## Exercise objective:
The entries should be written out again exactly as they read.

[Dataset rows for apps and sites]
-- -- --
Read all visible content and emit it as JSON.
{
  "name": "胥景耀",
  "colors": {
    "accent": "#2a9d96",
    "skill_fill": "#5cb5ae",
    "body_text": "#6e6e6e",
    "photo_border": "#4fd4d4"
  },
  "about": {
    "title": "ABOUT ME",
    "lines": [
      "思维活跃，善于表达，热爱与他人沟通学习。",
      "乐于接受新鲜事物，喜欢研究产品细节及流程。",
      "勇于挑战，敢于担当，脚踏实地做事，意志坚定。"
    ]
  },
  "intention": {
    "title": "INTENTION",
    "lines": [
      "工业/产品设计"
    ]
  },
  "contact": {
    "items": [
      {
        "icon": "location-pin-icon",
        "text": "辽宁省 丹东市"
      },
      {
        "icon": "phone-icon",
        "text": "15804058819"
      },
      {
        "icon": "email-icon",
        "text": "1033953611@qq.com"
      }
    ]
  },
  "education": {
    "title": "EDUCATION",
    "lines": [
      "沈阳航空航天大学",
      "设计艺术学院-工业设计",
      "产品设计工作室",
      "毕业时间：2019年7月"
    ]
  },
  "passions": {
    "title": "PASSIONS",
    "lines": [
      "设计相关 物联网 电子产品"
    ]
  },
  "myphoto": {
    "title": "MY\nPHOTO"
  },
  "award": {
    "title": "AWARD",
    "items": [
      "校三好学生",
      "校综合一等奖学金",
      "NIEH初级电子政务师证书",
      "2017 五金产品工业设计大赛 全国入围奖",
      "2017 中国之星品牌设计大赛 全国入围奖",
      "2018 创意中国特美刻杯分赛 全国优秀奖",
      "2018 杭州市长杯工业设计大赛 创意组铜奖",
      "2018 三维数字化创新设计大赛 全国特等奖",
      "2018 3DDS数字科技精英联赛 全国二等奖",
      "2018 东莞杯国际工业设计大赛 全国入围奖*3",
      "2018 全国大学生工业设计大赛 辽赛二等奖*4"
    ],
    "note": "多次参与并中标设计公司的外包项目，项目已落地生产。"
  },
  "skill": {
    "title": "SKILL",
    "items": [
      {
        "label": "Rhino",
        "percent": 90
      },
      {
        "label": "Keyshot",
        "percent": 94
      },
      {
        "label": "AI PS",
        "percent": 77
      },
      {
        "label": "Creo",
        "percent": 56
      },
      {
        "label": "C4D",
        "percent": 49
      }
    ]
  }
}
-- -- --
## Result for this task:
Read all visible content and emit it as JSON.
{
  "name": "胥景耀",
  "colors": {
    "accent": "#2a9d96",
    "skill_fill": "#5cb5ae",
    "body_text": "#6e6e6e",
    "photo_border": "#4fd4d4"
  },
  "about": {
    "title": "ABOUT ME",
    "lines": [
      "思维活跃，善于表达，热爱与他人沟通学习。",
      "乐于接受新鲜事物，喜欢研究产品细节及流程。",
      "勇于挑战，敢于担当，脚踏实地做事，意志坚定。"
    ]
  },
  "intention": {
    "title": "INTENTION",
    "lines": [
      "工业/产品设计"
    ]
  },
  "contact": {
    "items": [
      {
        "icon": "location-pin-icon",
        "text": "辽宁省 丹东市"
      },
      {
        "icon": "phone-icon",
        "text": "15804058819"
      },
      {
        "icon": "email-icon",
        "text": "1033953611@qq.com"
      }
    ]
  },
  "education": {
    "title": "EDUCATION",
    "lines": [
      "沈阳航空航天大学",
      "设计艺术学院-工业设计",
      "产品设计工作室",
      "毕业时间：2019年7月"
    ]
  },
  "passions": {
    "title": "PASSIONS",
    "lines": [
      "设计相关 物联网 电子产品"
    ]
  },
  "myphoto": {
    "title": "MY\nPHOTO"
  },
  "award": {
    "title": "AWARD",
    "items": [
      "校三好学生",
      "校综合一等奖学金",
      "NIEH初级电子政务师证书",
      "2017 五金产品工业设计大赛 全国入围奖",
      "2017 中国之星品牌设计大赛 全国入围奖",
      "2018 创意中国特美刻杯分赛 全国优秀奖",
      "2018 杭州市长杯工业设计大赛 创意组铜奖",
      "2018 三维数字化创新设计大赛 全国特等奖",
      "2018 3DDS数字科技精英联赛 全国二等奖",
      "2018 东莞杯国际工业设计大赛 全国入围奖*3",
      "2018 全国大学生工业设计大赛 辽赛二等奖*4"
    ],
    "note": "多次参与并中标设计公司的外包项目，项目已落地生产。"
  },
  "skill": {
    "title": "SKILL",
    "items": [
      {
        "label": "Rhino",
        "percent": 90
      },
      {
        "label": "Keyshot",
        "percent": 94
      },
      {
        "label": "AI PS",
        "percent": 77
      },
      {
        "label": "Creo",
        "percent": 56
      },
      {
        "label": "C4D",
        "percent": 49
      }
    ]
  }
}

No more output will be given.